TASK INSTRUCTIONS
Every record, from the first to the last, is to be printed again exactly.

DATA PROVIDED
--------------------
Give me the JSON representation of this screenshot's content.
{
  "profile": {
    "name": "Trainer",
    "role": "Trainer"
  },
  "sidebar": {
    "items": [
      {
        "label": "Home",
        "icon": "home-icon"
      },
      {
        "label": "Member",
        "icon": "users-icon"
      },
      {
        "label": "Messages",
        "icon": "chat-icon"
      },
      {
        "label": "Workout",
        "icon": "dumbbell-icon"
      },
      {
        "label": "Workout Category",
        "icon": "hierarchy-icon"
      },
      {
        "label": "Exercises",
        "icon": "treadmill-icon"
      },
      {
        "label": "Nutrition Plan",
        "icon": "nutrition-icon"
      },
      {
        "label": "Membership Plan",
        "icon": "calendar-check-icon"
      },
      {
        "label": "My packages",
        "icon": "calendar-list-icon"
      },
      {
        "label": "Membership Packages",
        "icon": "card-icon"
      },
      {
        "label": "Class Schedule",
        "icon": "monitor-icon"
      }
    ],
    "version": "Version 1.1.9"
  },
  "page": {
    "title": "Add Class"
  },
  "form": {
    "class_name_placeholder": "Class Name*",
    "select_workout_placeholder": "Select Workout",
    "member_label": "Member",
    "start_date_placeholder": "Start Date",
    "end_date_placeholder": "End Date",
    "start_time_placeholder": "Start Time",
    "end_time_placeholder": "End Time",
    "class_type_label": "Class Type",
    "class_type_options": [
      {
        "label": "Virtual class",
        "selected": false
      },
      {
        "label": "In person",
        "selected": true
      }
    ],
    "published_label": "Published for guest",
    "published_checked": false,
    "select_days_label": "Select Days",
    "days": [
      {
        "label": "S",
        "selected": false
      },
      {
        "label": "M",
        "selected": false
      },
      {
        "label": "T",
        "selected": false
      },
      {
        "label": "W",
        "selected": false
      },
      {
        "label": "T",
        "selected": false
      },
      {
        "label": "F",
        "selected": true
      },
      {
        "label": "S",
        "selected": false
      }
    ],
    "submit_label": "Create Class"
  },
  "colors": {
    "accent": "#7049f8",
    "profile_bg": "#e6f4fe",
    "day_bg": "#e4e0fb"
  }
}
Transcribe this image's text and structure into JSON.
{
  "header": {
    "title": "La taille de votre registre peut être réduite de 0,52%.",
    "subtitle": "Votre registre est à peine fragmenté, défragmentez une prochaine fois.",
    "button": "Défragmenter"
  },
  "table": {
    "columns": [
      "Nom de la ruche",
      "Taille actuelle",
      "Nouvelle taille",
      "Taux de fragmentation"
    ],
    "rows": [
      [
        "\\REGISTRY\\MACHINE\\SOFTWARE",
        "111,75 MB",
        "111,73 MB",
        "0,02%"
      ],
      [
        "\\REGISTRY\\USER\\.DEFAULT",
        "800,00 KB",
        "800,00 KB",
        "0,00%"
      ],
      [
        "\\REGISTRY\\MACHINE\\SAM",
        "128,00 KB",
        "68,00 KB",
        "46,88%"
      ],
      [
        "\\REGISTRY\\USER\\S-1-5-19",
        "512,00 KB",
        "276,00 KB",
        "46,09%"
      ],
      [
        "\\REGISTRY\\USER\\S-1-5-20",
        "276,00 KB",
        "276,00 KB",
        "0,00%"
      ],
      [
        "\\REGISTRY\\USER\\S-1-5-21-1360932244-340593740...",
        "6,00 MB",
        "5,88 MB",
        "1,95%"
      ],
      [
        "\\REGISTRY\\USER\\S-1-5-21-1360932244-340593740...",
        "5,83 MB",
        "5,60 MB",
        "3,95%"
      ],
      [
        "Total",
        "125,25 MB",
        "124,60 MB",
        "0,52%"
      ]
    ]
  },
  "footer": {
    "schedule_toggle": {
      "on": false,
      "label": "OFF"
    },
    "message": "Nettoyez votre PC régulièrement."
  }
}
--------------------
TASK OUTPUT
Give me the JSON representation of this screenshot's content.
{
  "profile": {
    "name": "Trainer",
    "role": "Trainer"
  },
  "sidebar": {
    "items": [
      {
        "label": "Home",
        "icon": "home-icon"
      },
      {
        "label": "Member",
        "icon": "users-icon"
      },
      {
        "label": "Messages",
        "icon": "chat-icon"
      },
      {
        "label": "Workout",
        "icon": "dumbbell-icon"
      },
      {
        "label": "Workout Category",
        "icon": "hierarchy-icon"
      },
      {
        "label": "Exercises",
        "icon": "treadmill-icon"
      },
      {
        "label": "Nutrition Plan",
        "icon": "nutrition-icon"
      },
      {
        "label": "Membership Plan",
        "icon": "calendar-check-icon"
      },
      {
        "label": "My packages",
        "icon": "calendar-list-icon"
      },
      {
        "label": "Membership Packages",
        "icon": "card-icon"
      },
      {
        "label": "Class Schedule",
        "icon": "monitor-icon"
      }
    ],
    "version": "Version 1.1.9"
  },
  "page": {
    "title": "Add Class"
  },
  "form": {
    "class_name_placeholder": "Class Name*",
    "select_workout_placeholder": "Select Workout",
    "member_label": "Member",
    "start_date_placeholder": "Start Date",
    "end_date_placeholder": "End Date",
    "start_time_placeholder": "Start Time",
    "end_time_placeholder": "End Time",
    "class_type_label": "Class Type",
    "class_type_options": [
      {
        "label": "Virtual class",
        "selected": false
      },
      {
        "label": "In person",
        "selected": true
      }
    ],
    "published_label": "Published for guest",
    "published_checked": false,
    "select_days_label": "Select Days",
    "days": [
      {
        "label": "S",
        "selected": false
      },
      {
        "label": "M",
        "selected": false
      },
      {
        "label": "T",
        "selected": false
      },
      {
        "label": "W",
        "selected": false
      },
      {
        "label": "T",
        "selected": false
      },
      {
        "label": "F",
        "selected": true
      },
      {
        "label": "S",
        "selected": false
      }
    ],
    "submit_label": "Create Class"
  },
  "colors": {
    "accent": "#7049f8",
    "profile_bg": "#e6f4fe",
    "day_bg": "#e4e0fb"
  }
}
Transcribe this image's text and structure into JSON.
{
  "header": {
    "title": "La taille de votre registre peut être réduite de 0,52%.",
    "subtitle": "Votre registre est à peine fragmenté, défragmentez une prochaine fois.",
    "button": "Défragmenter"
  },
  "table": {
    "columns": [
      "Nom de la ruche",
      "Taille actuelle",
      "Nouvelle taille",
      "Taux de fragmentation"
    ],
    "rows": [
      [
        "\\REGISTRY\\MACHINE\\SOFTWARE",
        "111,75 MB",
        "111,73 MB",
        "0,02%"
      ],
      [
        "\\REGISTRY\\USER\\.DEFAULT",
        "800,00 KB",
        "800,00 KB",
        "0,00%"
      ],
      [
        "\\REGISTRY\\MACHINE\\SAM",
        "128,00 KB",
        "68,00 KB",
        "46,88%"
      ],
      [
        "\\REGISTRY\\USER\\S-1-5-19",
        "512,00 KB",
        "276,00 KB",
        "46,09%"
      ],
      [
        "\\REGISTRY\\USER\\S-1-5-20",
        "276,00 KB",
        "276,00 KB",
        "0,00%"
      ],
      [
        "\\REGISTRY\\USER\\S-1-5-21-1360932244-340593740...",
        "6,00 MB",
        "5,88 MB",
        "1,95%"
      ],
      [
        "\\REGISTRY\\USER\\S-1-5-21-1360932244-340593740...",
        "5,83 MB",
        "5,60 MB",
        "3,95%"
      ],
      [
        "Total",
        "125,25 MB",
        "124,60 MB",
        "0,52%"
      ]
    ]
  },
  "footer": {
    "schedule_toggle": {
      "on": false,
      "label": "OFF"
    },
    "message": "Nettoyez votre PC régulièrement."
  }
}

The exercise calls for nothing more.